COLUMBUS, Ga. (WRBL) – Funeral arrangements have been announced for former Columbus Mayor Pro Tem and City Councilor Evelyn Wright Turner Pugh.
Progressive Funeral Home confirms a celebration of life is set for Monday, July 19, 2021 at 11 a.m. at Pugh’s home church, Revelation Missionary Baptist Church located at 203 R.C. Allen Drive in Columbus, Georgia.
Pugh passed away Saturday night at St. Francis-Emory Healthcare after years of fighting Parkinson’s disease.
For three decades, Pugh sat on Council, representing an East Columbus District.
And those who served with her have paused to remember her service and commitment to the people she served.
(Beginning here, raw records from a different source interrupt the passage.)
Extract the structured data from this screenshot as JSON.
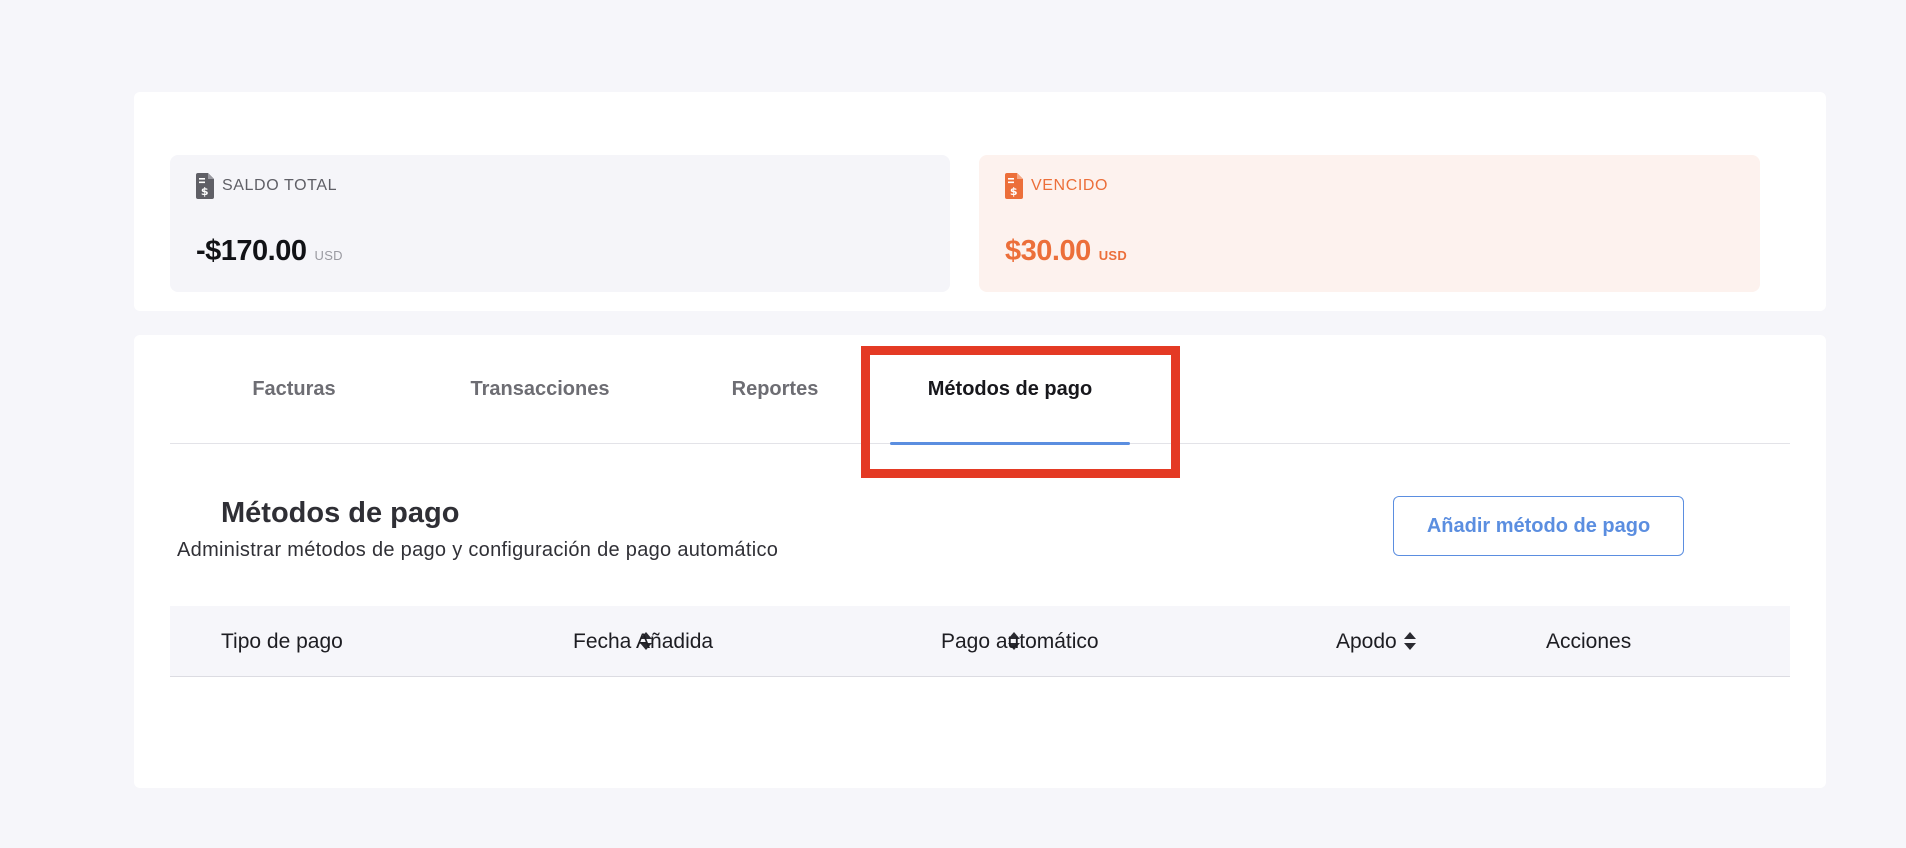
{
  "summary": {
    "total": {
      "label": "SALDO TOTAL",
      "amount": "-$170.00",
      "currency": "USD",
      "icon": "invoice-dollar-icon"
    },
    "overdue": {
      "label": "VENCIDO",
      "amount": "$30.00",
      "currency": "USD",
      "icon": "invoice-dollar-icon",
      "color": "#ec6f3a"
    }
  },
  "tabs": [
    {
      "label": "Facturas"
    },
    {
      "label": "Transacciones"
    },
    {
      "label": "Reportes"
    },
    {
      "label": "Métodos de pago",
      "active": true
    }
  ],
  "section": {
    "title": "Métodos de pago",
    "subtitle": "Administrar métodos de pago y configuración de pago automático",
    "add_button": "Añadir método de pago"
  },
  "table": {
    "columns": [
      {
        "label": "Tipo de pago",
        "sortable": true
      },
      {
        "label": "Fecha Añadida",
        "sortable": true
      },
      {
        "label": "Pago automático",
        "sortable": true
      },
      {
        "label": "Apodo",
        "sortable": false
      },
      {
        "label": "Acciones",
        "sortable": false
      }
    ],
    "rows": []
  },
  "colors": {
    "accent": "#5b8ee0",
    "overdue": "#ec6f3a",
    "highlight": "#e43a24"
  }
}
One of those is Superior Court Judge Bobby Peters, a former Columbus mayor.
“Evelyn didn’t serve on city council to make a living,” Peters said. “She served to make sure that others had a better life.”
And she did that by keeping those around her focused, said Pat Hugley Green, a Delta Sigma Theta sorority sister of Pugh’s and the chairperson Muscogee County School Board
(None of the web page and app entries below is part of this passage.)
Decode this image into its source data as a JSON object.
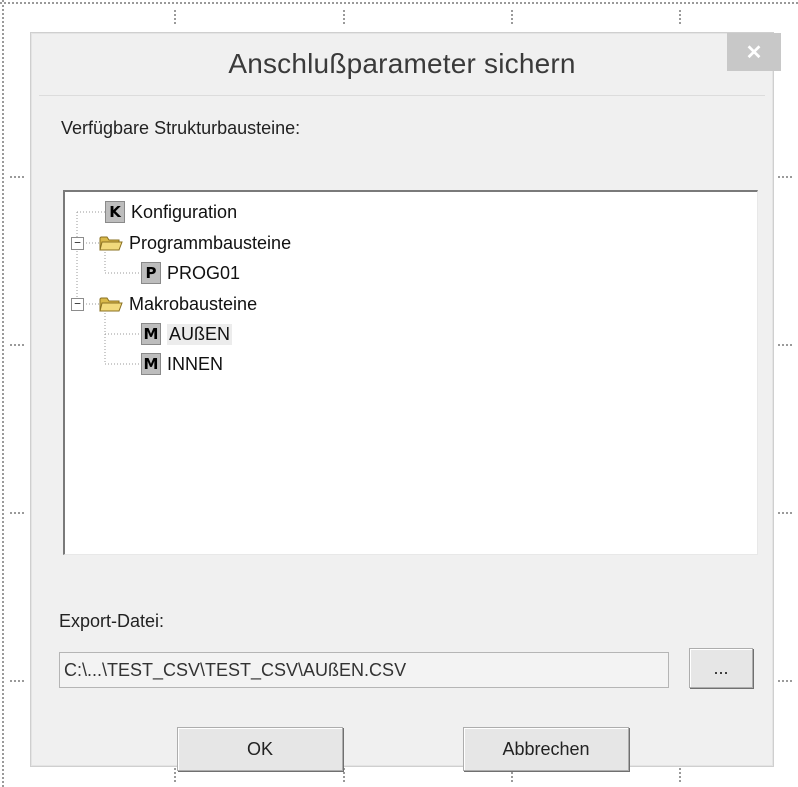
{
  "dialog": {
    "title": "Anschlußparameter sichern",
    "close_icon": "close-icon"
  },
  "tree_section": {
    "label": "Verfügbare Strukturbausteine:"
  },
  "tree": {
    "nodes": [
      {
        "label": "Konfiguration",
        "icon": "K",
        "type": "konfiguration-icon"
      },
      {
        "label": "Programmbausteine",
        "icon": "folder-icon",
        "expanded": true
      },
      {
        "label": "PROG01",
        "icon": "P",
        "type": "program-icon"
      },
      {
        "label": "Makrobausteine",
        "icon": "folder-icon",
        "expanded": true
      },
      {
        "label": "AUßEN",
        "icon": "M",
        "type": "macro-icon",
        "selected": true
      },
      {
        "label": "INNEN",
        "icon": "M",
        "type": "macro-icon"
      }
    ]
  },
  "export": {
    "label": "Export-Datei:",
    "value": "C:\\...\\TEST_CSV\\TEST_CSV\\AUßEN.CSV",
    "browse_label": "..."
  },
  "buttons": {
    "ok": "OK",
    "cancel": "Abbrechen"
  }
}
“Always what’s important,” Pugh said.”What’s our mission? Why are we doing what we are doing? What service are we rendering? And who is it for? Quite remarkable in her leadership and keeping us focused.”
And she made strong friendships with those who didn’t always see the issues the way she did, said Columbus Mayor Skip Henderson.
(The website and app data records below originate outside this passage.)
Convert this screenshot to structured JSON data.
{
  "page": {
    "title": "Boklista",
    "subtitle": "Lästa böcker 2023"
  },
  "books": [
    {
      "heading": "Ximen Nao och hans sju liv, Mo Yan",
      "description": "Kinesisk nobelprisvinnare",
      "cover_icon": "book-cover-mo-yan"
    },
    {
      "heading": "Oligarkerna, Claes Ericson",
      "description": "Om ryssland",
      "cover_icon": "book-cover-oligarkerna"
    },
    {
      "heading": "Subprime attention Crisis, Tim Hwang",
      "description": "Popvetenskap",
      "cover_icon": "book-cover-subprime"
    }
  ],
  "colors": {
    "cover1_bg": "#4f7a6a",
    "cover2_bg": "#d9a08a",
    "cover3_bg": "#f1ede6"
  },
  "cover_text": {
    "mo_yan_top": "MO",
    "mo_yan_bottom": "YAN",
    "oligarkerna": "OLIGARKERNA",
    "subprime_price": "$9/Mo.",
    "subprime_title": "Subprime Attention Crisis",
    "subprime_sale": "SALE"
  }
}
“She could love you as a person and hate your ideas,” Henderson said. “And tell you why she hated them. Sounds simple, but is such a rare commodity, particularly now.”
One of her mentors was Bob Wright, a councilor in the 1970s, turned businessman then philanthropist.
Over three decades, Wright says Pugh never brought a hidden agenda to the council table.
Dr. Robert Wright/Philanthropist former councilor
“… Her agenda was all about Columbus and the citizens of Columbus, regardless of where they lived, what they did, their racial makeup, she always fought for the people,” Wright said. “She was the voice for the voiceless. And she made her voice heard.”
She battled Parkinson’s until her life ended Saturday night at St. Francis-Emory Healthcare.
“Even in her remaining days of service she reminded us often that she had Parkinson’s, but Parkinson’s did not have her,” Hugley Green said. “She was still connected to the community and to people which reminded us to work until the end, that fierce work ethic.”
Asked to put her legacy into words, the mayor paused then said … “You can’t fit that into a soundbite. Evelyn was quite frankly one of the best human beings I ever met.”
And one that was always true to herself.
“Evelyn never carried any grudges,” Wright said. “She would express herself forcefully. But it was never with malice. We are going miss Evelyn. We are going to miss her.”